*SOURCE INFORMATION:*

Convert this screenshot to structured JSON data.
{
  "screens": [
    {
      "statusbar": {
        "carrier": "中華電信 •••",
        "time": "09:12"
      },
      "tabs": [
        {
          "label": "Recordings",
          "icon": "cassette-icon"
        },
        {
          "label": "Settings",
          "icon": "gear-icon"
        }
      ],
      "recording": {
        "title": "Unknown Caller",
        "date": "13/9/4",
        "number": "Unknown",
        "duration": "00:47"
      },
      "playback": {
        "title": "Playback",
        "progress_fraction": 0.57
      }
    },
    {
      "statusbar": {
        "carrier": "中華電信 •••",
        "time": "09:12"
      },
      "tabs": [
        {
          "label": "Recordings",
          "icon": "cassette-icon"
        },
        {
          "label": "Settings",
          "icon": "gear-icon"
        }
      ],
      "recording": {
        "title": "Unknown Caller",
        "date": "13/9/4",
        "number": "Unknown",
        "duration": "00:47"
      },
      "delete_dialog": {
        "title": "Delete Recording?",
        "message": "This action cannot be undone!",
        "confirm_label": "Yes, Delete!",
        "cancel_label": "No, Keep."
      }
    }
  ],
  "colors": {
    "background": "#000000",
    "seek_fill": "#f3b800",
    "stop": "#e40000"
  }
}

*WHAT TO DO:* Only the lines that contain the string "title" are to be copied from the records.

*ANSWER TO THIS EXERCISE:*
        "title": "Unknown Caller",
        "title": "Playback",
        "title": "Unknown Caller",
        "title": "Delete Recording?",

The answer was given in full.